Your assignment » Look at each line of the records and count those with "JSON" in them. Please answer with the count alone.

Records provided »
###

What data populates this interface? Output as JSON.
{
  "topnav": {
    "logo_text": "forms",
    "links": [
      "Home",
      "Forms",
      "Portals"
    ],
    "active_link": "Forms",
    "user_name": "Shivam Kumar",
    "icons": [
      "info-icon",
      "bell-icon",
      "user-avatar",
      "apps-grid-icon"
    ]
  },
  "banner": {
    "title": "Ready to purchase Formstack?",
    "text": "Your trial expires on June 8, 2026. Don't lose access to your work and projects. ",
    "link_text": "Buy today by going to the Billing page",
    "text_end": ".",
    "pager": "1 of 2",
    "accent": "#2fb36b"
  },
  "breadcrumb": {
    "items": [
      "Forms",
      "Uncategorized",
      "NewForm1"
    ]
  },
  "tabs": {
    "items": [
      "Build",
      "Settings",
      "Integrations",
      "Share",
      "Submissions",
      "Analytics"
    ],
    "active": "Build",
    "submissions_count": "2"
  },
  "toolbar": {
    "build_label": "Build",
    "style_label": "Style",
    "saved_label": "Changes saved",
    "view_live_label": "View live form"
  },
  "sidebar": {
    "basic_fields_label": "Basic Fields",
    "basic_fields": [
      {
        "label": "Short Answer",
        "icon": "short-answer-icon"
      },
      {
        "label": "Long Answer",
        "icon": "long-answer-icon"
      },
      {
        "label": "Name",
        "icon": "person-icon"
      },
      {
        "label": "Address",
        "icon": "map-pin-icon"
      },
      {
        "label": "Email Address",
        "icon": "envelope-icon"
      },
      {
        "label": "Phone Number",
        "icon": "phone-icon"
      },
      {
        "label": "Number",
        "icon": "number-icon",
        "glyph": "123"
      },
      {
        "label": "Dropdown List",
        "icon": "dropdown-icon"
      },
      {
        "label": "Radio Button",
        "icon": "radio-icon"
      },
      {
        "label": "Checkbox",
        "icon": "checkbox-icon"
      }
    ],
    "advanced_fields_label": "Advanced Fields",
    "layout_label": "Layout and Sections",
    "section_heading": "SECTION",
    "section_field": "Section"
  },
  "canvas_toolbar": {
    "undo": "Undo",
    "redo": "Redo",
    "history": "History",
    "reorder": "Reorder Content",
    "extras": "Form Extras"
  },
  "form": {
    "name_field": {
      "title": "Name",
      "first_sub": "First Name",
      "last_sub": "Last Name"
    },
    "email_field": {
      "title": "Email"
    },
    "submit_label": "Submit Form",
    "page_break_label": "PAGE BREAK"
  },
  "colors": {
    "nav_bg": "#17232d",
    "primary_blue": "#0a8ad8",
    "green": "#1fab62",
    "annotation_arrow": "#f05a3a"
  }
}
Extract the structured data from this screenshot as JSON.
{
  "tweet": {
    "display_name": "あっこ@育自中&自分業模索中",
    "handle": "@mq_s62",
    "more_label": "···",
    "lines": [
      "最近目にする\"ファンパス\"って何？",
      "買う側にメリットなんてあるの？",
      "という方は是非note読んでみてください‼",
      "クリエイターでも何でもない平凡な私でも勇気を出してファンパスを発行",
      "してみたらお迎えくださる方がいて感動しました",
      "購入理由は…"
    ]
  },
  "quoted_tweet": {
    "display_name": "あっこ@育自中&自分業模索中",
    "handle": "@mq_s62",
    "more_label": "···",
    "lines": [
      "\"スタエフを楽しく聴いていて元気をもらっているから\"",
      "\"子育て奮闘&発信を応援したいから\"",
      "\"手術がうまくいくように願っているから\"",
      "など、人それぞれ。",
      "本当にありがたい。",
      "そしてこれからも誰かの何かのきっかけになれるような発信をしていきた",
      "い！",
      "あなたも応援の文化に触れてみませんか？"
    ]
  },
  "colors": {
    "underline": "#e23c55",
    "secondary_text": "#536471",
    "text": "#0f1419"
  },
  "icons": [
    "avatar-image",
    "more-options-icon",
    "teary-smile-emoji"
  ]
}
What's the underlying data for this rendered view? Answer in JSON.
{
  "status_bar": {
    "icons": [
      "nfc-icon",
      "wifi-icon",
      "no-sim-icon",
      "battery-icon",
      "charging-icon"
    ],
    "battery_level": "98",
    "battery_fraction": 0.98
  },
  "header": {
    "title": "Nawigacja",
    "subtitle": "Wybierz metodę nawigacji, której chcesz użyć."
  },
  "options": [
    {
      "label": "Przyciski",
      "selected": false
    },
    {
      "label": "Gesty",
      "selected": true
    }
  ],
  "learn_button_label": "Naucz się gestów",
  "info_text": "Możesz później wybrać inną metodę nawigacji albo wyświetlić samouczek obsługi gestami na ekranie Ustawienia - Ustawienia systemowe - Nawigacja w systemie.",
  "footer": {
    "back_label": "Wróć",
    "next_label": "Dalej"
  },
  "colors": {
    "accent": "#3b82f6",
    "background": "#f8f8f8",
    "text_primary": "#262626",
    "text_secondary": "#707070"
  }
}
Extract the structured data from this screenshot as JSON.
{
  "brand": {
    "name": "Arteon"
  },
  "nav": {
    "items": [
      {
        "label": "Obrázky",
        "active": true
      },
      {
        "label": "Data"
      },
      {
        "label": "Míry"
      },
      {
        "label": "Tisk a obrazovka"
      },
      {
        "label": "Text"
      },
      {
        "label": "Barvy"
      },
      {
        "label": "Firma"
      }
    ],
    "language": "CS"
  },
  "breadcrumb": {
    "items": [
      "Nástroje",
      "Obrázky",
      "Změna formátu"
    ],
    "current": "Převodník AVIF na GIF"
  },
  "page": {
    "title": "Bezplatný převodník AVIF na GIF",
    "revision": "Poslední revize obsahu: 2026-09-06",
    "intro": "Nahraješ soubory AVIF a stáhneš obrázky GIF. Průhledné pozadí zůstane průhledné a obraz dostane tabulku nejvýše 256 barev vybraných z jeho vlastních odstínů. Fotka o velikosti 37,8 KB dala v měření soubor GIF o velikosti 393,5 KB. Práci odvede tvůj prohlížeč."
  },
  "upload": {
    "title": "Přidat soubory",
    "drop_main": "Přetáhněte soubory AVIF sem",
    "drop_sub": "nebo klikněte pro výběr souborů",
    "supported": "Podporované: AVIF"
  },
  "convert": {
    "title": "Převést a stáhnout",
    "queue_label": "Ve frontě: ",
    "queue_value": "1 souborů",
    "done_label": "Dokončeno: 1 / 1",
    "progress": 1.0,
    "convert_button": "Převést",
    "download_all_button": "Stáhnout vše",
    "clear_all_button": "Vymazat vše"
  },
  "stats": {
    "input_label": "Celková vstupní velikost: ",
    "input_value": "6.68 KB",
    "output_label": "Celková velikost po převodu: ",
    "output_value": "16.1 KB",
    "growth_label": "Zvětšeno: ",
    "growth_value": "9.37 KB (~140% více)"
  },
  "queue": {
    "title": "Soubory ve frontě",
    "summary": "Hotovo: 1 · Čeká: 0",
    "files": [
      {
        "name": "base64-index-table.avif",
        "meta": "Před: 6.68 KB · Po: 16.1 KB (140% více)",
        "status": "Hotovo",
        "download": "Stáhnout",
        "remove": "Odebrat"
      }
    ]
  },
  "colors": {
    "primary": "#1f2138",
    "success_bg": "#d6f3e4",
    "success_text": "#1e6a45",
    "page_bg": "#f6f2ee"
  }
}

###

Answer section » 4